Perception in relation to reality is a topic that has long sparked many debates and theories, one of which being the theory of “Phenomenalism”. For those unfamiliar with the topic, phenomenalism dictates that physical objects only exist as a result of perceptual phenomena. In layman’s terms, if there is no perception, there is no existence; your reality is built around your perception. Meaning that, in theory, there are as many perceptions of reality as there are humans (roughly 7 billion). Italian quartet Synodik graciously invites us into their perception of the reality in which we exist. Their sophomore release, A Matter Of Perception EP, provides us with a short commentary on an age-old topic through a combined medium of deep ambience and brooding riffs that burn with the wisdom of an aging star.
The album opens with “Projections From the Edge”, an eerie track featuring tumultuous, rising synth medleys that most closely mimic the sensation of zooming through a Carl Sagan video. Layers of cascading echoed synth melodies progressively build, flourishing with bright intensity before descending into darker, ambient depths, churning with a force parallel to the cosmos.

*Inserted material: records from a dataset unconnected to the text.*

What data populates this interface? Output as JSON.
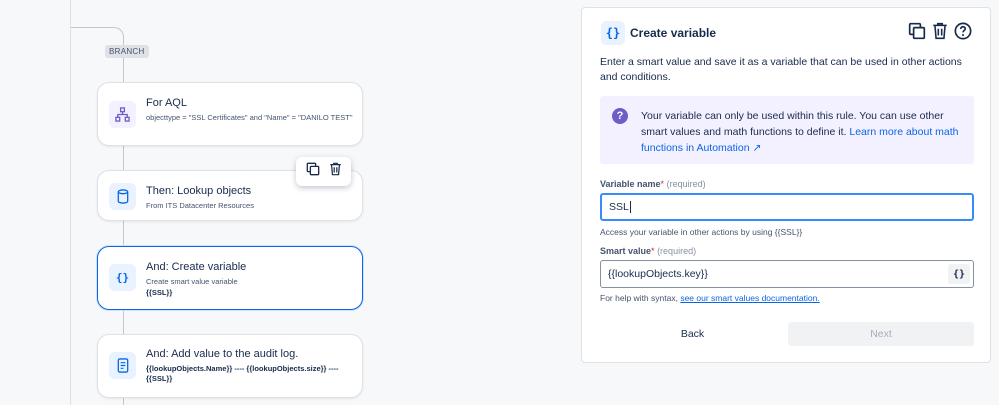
{
  "branch": {
    "tag": "BRANCH"
  },
  "cards": [
    {
      "title": "For AQL",
      "subtitle": "objecttype = \"SSL Certificates\" and \"Name\" = \"DANILO TEST\"",
      "icon": "hierarchy-icon"
    },
    {
      "title": "Then: Lookup objects",
      "subtitle": "From ITS Datacenter Resources",
      "icon": "database-icon"
    },
    {
      "title": "And: Create variable",
      "subtitle": "Create smart value variable",
      "subtitle2": "{{SSL}}",
      "icon": "braces-icon"
    },
    {
      "title": "And: Add value to the audit log.",
      "subtitle": "{{lookupObjects.Name}} ---- {{lookupObjects.size}} ---- {{SSL}}",
      "icon": "document-icon"
    }
  ],
  "panel": {
    "icon_text": "{}",
    "title": "Create variable",
    "description": "Enter a smart value and save it as a variable that can be used in other actions and conditions.",
    "info": {
      "text": "Your variable can only be used within this rule. You can use other smart values and math functions to define it. ",
      "link": "Learn more about math functions in Automation ↗"
    },
    "variable_name": {
      "label": "Variable name",
      "required_mark": "*",
      "required_hint": "(required)",
      "value": "SSL",
      "helper": "Access your variable in other actions by using {{SSL}}"
    },
    "smart_value": {
      "label": "Smart value",
      "required_mark": "*",
      "required_hint": "(required)",
      "value": "{{lookupObjects.key}}",
      "button": "{}",
      "helper_prefix": "For help with syntax, ",
      "helper_link": "see our smart values documentation."
    },
    "back_label": "Back",
    "next_label": "Next"
  },
  "colors": {
    "accent": "#0c66e4",
    "info_bg": "#f3f0ff",
    "info_icon": "#6e5dc6"
  }
}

Following is “When Parallels Fall”, an explosive track marked by an amalgamation of heavy death metal elements and serene dark ambience. Bursts of energetic melodic riffs from guitarist Leandro Scotto and deep growls from vocalist Matteo Campanini immediately blast your ears with the profound force of a supernova. Harsh, violent riffs backed by driving and emphatic percussion by drummer Edoardo Delucchi suddenly halt for waves of emotive, airy licks and overlays before delving into crushing riffs and solos. Campanini waivers between gritty mid screams and deep growls, often utilizing split scream harmonies for lyrical emphasis and an overall raw and sincere vocal style of delivery. However, what really makes this track stand out is Scotto’s split between fiercely violent riffs and simplistic, gentle synth undertones. The result is a playful mixing and parallel placing of the perceived simplistic beauty of the universe with the raging complexities of a galaxy.

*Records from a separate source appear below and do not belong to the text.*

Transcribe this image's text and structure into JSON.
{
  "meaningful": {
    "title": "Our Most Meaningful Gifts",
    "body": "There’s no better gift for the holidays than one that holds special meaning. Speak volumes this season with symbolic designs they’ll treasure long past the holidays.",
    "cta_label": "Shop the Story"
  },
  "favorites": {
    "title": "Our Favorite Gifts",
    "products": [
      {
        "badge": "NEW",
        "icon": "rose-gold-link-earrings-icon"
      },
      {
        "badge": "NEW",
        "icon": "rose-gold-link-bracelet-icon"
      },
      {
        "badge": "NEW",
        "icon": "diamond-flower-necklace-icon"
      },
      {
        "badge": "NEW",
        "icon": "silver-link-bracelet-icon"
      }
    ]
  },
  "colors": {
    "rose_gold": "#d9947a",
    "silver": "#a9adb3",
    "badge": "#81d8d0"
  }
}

This short but vast EP ends with “The Perceived Wisdom”, a track laden with false endings and spastic transitions in instrumental style. Fast-paced heavy riffs collide and wrestle with melodic, atmospheric overlays, creating an emotional turbulence between the raw forces of the atmosphere and the peaceful serenity of the night sky. Within the mixture of mashing forces is the lightly playful groove of Gastaldi’s bass, which often shines through the competing layers of Scotto’s ambient licks and crushing chugging. Campanini alternates between clean vocals and deep growls, displaying the vast dynamic between perceived peacefulness and the true raw force that exists within each burning star.
Overall, Synodik provides a surprisingly in-depth, albeit short take on a topic that is as old as the universe itself.The dynamic, orchestrated collapse and expansion of the instrumentals can be as vibrant and daunting as a White Dwarf star. A Matter Of Perceptionis drenched with the introductory teachings of a vast, ancient knowledge that you can only begin to gain from watching the world turn for centuries- and it appears that Synodik is ready and eager to watch and learn more. A Matter Of Perception is a vastly reflective musical endeavor that gifts us aural windows from which to begin to explore the depths of our reality in relation to our existence. Ultimately, your view on this album- and the message that you take from it- depends on your perception of it. (Katt Hass)
For Fans Of: Fallujah, Opeth, Nile